⟨

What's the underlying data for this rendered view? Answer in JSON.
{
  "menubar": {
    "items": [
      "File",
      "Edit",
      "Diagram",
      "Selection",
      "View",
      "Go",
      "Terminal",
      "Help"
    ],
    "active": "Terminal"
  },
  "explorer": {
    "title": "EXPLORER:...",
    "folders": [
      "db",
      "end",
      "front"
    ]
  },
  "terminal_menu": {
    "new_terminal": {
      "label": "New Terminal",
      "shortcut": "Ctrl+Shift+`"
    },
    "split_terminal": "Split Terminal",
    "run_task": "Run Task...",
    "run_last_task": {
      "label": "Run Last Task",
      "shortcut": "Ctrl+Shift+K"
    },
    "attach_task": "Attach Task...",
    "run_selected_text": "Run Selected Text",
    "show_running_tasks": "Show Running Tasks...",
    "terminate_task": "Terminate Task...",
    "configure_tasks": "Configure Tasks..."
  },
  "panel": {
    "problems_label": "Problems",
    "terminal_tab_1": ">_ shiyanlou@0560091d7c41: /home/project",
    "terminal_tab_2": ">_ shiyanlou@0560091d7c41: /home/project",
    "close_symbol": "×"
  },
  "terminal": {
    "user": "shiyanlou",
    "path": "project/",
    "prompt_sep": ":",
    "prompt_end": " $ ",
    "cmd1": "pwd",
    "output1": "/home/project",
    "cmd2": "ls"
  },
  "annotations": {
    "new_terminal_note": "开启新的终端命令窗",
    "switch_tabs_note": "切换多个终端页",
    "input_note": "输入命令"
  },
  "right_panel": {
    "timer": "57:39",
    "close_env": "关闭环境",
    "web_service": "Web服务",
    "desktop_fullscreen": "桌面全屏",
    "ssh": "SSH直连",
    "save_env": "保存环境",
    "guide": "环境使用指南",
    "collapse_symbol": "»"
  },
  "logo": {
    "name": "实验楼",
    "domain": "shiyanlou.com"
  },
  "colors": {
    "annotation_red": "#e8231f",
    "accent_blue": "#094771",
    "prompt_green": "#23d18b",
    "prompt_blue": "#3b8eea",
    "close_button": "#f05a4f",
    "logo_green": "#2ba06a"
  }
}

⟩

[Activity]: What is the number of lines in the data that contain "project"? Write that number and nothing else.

[Task response]: 4